Statistics, Lies, And Mathematical Literacy
Morgan Stewart | November 2, 2010

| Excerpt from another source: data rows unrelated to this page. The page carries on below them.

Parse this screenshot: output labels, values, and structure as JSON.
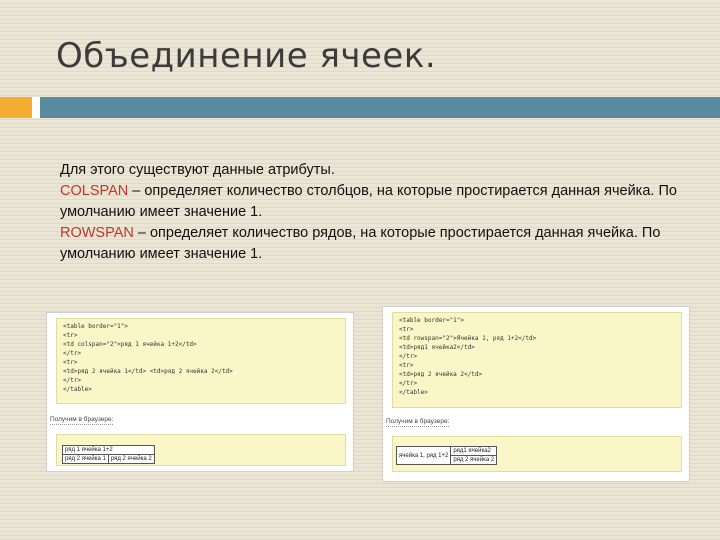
{
  "slide": {
    "title": "Объединение ячеек.",
    "intro": "Для этого существуют данные атрибуты.",
    "colspan_kw": "COLSPAN",
    "colspan_desc": " – определяет количество столбцов, на которые простирается данная ячейка. По умолчанию имеет значение 1.",
    "rowspan_kw": "ROWSPAN",
    "rowspan_desc": " – определяет количество рядов, на которые простирается данная ячейка. По умолчанию имеет значение 1.",
    "colors": {
      "accent": "#f4ac32",
      "bar": "#5a8a9e",
      "keyword": "#c0392b"
    }
  },
  "example_colspan": {
    "code": [
      "<table border=\"1\">",
      "<tr>",
      "<td colspan=\"2\">ряд 1 ячейка 1+2</td>",
      "</tr>",
      "<tr>",
      "<td>ряд 2 ячейка 1</td> <td>ряд 2 ячейка 2</td>",
      "</tr>",
      "</table>"
    ],
    "result_label": "Получим в браузере:",
    "cell_1": "ряд 1 ячейка 1+2",
    "cell_2": "ряд 2 ячейка 1",
    "cell_3": "ряд 2 ячейка 2"
  },
  "example_rowspan": {
    "code": [
      "<table border=\"1\">",
      "<tr>",
      "<td rowspan=\"2\">Ячейка 1, ряд 1+2</td>",
      "<td>ряд1 ячейка2</td>",
      "</tr>",
      "<tr>",
      "<td>ряд 2 ячейка 2</td>",
      "</tr>",
      "</table>"
    ],
    "result_label": "Получим в браузере:",
    "cell_1": "ячейка 1, ряд 1+2",
    "cell_2": "ряд1 ячейка2",
    "cell_3": "ряд 2 ячейка 2"
  }
}
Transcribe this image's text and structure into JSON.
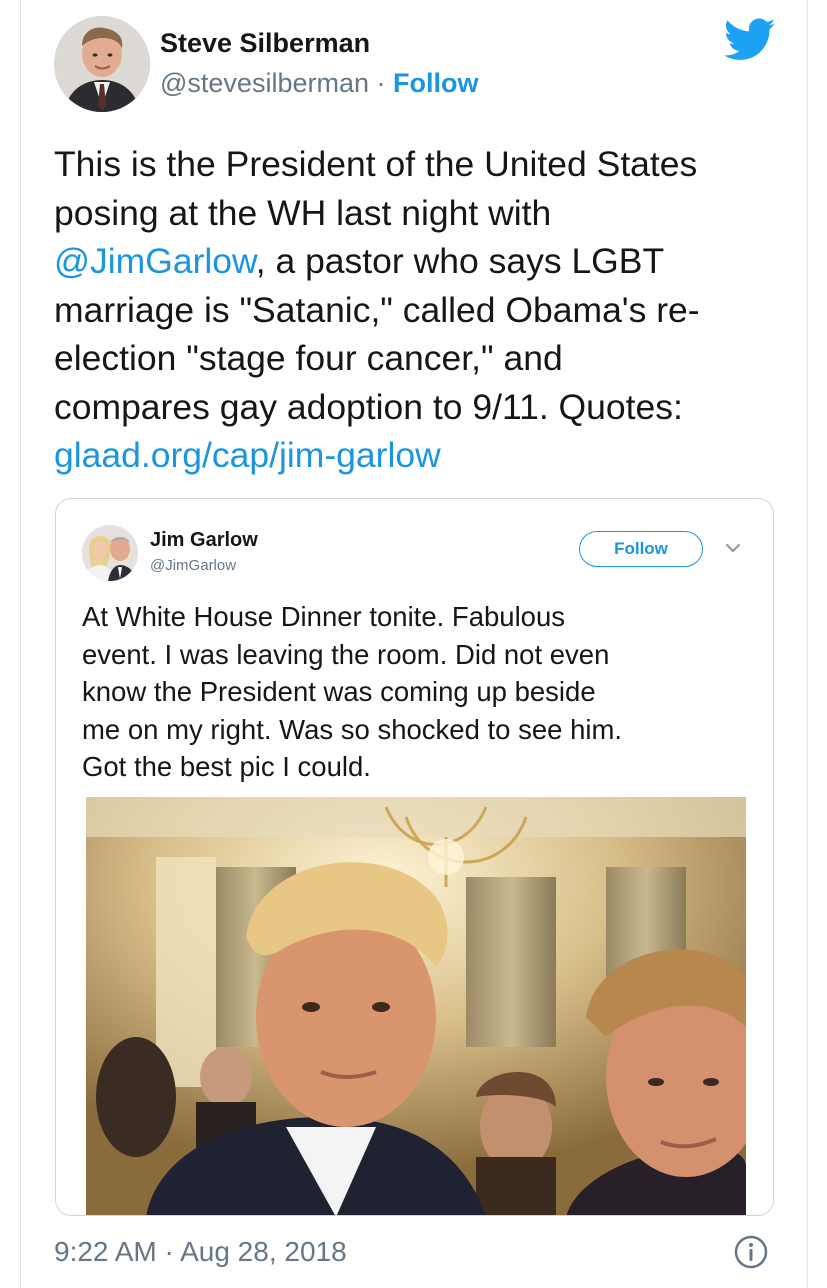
{
  "tweet": {
    "author": {
      "name": "Steve Silberman",
      "handle": "@stevesilberman",
      "separator": "·",
      "follow_label": "Follow"
    },
    "text_lines": [
      "This is the President of the United States",
      "posing at the WH last night with",
      ", a pastor who says LGBT",
      "marriage is \"Satanic,\" called Obama's re-",
      "election \"stage four cancer,\" and",
      "compares gay adoption to 9/11. Quotes:"
    ],
    "mention": "@JimGarlow",
    "link": "glaad.org/cap/jim-garlow",
    "quoted": {
      "name": "Jim Garlow",
      "handle": "@JimGarlow",
      "follow_label": "Follow",
      "text_lines": [
        "At White House Dinner tonite. Fabulous",
        "event. I was leaving the room. Did not even",
        "know the President was coming up beside",
        "me on my right. Was so shocked to see him.",
        "Got the best pic I could."
      ]
    },
    "timestamp": "9:22 AM · Aug 28, 2018"
  },
  "icons": {
    "brand": "twitter-bird-icon",
    "menu": "chevron-down-icon",
    "info": "info-icon"
  },
  "colors": {
    "link": "#1b95e0",
    "secondary": "#657786",
    "text": "#14171a",
    "border": "#e1e8ed"
  }
}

We have all heard the maxim, “There are three kinds of lies: lies, damned lies, and statistics.” Darrell Huff wrote “How to Lie with Statistics” in 1954. Since then, his book has sold more copies than any other text on statistics. I recently flipped through this book and remembered why it is so good. First, it’s funny. Huff was a writer and editor for Better Homes and Gardens, among other publications. He used this vantage point to pick example after example of lies told in the media through the misuse of statistics. Huff uses these lies — some of which were intentional, while others were unintentional — to teach complex statistical concepts in a way that is both entertaining and practical. Second, it’s still relevant! In my recent skim of this work, I was confronted with several examples of things I run across regularly in email marketing. Here are three modern-day examples of the principles Huff articulated over 50 years ago: 1. The Well Chosen Average (Chapter 2) “This is the essential beauty in doing your lying with statistics. [Multiple] figures are legitimate averages…” Email marketers love averages. What’s the average open rate? Average click-through rate? Conversion rate? Few topics are more frequently, or emotionally, addressed in our field. The reality is, email marketers consistently lie — intentionally and unintentionally — about these figures. Continue reading on MediaPost: Email Insider Originally from “Statistics, Lies, And Mathematical Literacy “| Published August 20, 2008